The financial implications are harder to gauge, given the highly secretive nature of Hamburg Süd as part of Germany’s private Oetker Group.
“Profitability of Hamburg Süd hasn’t been disclosed, but we suspect it is depressed in the low container freight rate environment,” Jeffries said.
“As a result, the takeover would only create value if profitability would recover, through a combination of significant cost synergies and a potential recovery of container freight rates,” added the analyst.
The deal, following a recent wave of industry consolidation, will leave only 13 global carriers, compared with 20 at the start of the year.
According to vesselsvalue.com, Hamburg Süd’s fleet of 44 vessels, all operating north-south services in the Latin America market, is valued at $1.44bn.
The carrier recently made a foray into the east-west trades, but Maersk Group chief executive Soren Skou said today that “no decision had been made” on whether these services would continue after the completion of the acquisition of the German carrier at the end of next year.
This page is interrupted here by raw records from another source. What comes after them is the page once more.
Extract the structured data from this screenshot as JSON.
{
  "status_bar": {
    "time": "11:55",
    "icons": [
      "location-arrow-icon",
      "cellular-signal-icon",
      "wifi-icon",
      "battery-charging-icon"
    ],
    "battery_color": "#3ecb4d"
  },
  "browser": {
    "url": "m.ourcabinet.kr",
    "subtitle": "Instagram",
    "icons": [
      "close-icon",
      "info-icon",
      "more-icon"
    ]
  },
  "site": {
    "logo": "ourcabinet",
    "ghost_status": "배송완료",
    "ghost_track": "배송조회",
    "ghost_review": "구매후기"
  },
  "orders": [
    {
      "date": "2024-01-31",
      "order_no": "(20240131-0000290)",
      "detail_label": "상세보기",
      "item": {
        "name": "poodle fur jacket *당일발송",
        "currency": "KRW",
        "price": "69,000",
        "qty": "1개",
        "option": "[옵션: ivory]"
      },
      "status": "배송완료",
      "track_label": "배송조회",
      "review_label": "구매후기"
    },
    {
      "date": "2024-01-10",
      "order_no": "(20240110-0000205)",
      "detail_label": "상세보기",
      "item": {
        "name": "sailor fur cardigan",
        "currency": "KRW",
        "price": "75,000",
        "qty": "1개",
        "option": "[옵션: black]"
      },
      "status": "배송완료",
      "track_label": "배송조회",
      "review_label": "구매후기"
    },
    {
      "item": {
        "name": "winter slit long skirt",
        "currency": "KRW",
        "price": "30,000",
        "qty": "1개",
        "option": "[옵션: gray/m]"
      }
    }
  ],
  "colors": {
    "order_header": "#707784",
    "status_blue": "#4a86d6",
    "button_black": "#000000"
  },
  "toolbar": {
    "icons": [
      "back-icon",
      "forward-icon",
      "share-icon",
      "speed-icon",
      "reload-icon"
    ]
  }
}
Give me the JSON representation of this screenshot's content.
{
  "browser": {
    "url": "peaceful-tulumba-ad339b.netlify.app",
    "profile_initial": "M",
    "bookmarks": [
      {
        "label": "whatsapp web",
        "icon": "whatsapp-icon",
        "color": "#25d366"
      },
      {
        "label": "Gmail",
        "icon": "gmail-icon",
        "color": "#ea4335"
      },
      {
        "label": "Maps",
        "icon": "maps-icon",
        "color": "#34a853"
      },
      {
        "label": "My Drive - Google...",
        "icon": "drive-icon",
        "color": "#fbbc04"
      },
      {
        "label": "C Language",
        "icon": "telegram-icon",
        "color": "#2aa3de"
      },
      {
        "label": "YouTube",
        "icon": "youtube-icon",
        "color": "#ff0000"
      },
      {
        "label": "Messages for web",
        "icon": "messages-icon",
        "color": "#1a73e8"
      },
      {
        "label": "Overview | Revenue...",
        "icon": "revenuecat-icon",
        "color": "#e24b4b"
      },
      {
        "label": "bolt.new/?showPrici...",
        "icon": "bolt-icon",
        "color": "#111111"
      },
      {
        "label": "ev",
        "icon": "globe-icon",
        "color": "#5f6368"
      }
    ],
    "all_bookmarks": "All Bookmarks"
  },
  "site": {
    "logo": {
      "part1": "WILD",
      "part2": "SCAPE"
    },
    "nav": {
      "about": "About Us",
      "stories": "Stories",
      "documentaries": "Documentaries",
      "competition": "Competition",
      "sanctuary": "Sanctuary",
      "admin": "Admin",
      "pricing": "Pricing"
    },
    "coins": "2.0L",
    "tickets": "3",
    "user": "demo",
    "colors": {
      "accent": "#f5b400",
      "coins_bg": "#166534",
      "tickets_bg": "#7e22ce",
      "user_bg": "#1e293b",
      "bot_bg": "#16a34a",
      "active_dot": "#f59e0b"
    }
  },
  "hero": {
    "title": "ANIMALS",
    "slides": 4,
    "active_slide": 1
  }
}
Mr Skou told The Loadstar this morning that the “strong Hamburg Süd, Alianca and CCNI brands” would be maintained in Latin America, subject to regulatory approval, and that the east-west business “would fall within the 2M [alliance]”.
According to Alphaliner, Hamburg Süd purchases more than 2,000 slots a week from UASC, Cosco and APL as part of its global liner service offering on the Asia-Europe, transpacific and transatlantic trades.
These slot-charter agreements are set to end next April with the formation of the new vessel-sharing alliance structure, and it is difficult to see how Hamburg Süd could maintain its east-west market.
“Hamburg Süd is a very well-run and highly respected company with strong brands, dedicated employees and loyal customers,” said Mr Skou. “It complements Maersk Line, and together we can offer our customers the best of two worlds, first of all in the north-south trades.”
Chairman of Hamburg Süd Group, Dr Ottmar Gast, said the decision to “divest its engagement in shipping”, which can be traced back for 80-years, “was not an easy decision for my family”.
A separate statement from Oetker Group said continuing “active participation” in the shipping sector “would entail an even higher capital requirement”, which would “make the balancing of risk within the Oetker Group business portfolio more cumbersome”.
It added that in its view Maersk was “the ideal partner to preserve and further develop the shipping company’s successful business model”.
Mr Skou confirmed that the Hamburg Süd head office in Hamburg would be maintained, although he did not elaborate on integration of offices around the world, or the carrier’s 6,000-strong workforce, other than to pledge a “light touch”.
Mr Skou also hoped for synergies for Maersk’s terminal operation, APM Terminals, from the takeover.
He refused to be drawn on the acquisition price, other than to confirm that it was an “entirely cash transaction” with “no need to sell assets”.
Subject to obtaining regulatory approval from China, South Korea, Australia, Brazil, the US and the EU etc – a process expected to last until the latter part of next year, Maersk hopes to close the transaction by year-end 2017.
Product tankers, tramp, and other shipping-related operations made up around 7% of Hamburg Süd’s $6.7bn revenue in 2015. Mr Skou said there were “no plans for them as yet”. It is assumed they will be disposed of shortly after the takeover.